- **RECORDS PROVIDED**:
[Start of section]

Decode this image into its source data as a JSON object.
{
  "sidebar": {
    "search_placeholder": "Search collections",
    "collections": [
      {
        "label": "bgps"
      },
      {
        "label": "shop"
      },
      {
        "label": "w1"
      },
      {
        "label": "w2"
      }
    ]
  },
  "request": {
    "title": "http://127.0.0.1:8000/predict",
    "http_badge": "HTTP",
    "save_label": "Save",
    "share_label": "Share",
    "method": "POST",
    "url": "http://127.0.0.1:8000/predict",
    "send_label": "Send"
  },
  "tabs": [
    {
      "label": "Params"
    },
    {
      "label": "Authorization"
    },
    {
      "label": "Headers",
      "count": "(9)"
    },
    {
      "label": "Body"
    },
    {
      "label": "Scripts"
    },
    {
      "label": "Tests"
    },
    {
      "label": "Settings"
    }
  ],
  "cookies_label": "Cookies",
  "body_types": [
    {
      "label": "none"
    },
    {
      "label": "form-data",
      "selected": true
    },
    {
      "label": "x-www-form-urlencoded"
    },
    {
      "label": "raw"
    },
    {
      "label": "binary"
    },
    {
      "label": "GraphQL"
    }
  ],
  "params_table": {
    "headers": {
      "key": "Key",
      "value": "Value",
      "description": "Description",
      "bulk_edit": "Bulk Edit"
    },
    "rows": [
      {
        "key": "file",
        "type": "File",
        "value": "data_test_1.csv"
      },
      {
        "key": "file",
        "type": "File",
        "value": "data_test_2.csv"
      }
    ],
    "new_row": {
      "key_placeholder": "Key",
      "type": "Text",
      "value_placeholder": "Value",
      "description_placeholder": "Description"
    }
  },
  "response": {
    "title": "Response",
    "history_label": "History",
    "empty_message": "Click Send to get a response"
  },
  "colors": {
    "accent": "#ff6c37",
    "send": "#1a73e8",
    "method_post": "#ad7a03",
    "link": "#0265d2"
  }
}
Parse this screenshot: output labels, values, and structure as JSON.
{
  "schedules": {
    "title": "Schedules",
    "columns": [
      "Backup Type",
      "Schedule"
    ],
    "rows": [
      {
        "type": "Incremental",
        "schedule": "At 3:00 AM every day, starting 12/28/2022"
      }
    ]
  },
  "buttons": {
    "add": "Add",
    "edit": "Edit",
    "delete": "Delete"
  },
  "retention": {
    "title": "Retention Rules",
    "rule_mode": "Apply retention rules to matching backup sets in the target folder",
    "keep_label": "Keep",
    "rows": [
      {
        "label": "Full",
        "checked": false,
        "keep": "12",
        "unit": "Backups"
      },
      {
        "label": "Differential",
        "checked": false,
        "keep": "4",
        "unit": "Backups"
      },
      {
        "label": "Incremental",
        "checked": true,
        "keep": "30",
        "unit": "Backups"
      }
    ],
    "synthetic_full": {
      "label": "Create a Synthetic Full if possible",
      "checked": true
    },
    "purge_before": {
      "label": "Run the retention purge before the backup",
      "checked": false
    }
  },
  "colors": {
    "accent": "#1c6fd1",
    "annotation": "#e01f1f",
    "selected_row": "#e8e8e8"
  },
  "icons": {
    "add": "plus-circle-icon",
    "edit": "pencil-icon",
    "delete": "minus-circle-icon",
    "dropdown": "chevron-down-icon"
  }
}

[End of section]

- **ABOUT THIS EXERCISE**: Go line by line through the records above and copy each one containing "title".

- **EXPECTED OUTPUT**:
    "title": "http://127.0.0.1:8000/predict",
    "title": "Response",
    "title": "Schedules",
    "title": "Retention Rules",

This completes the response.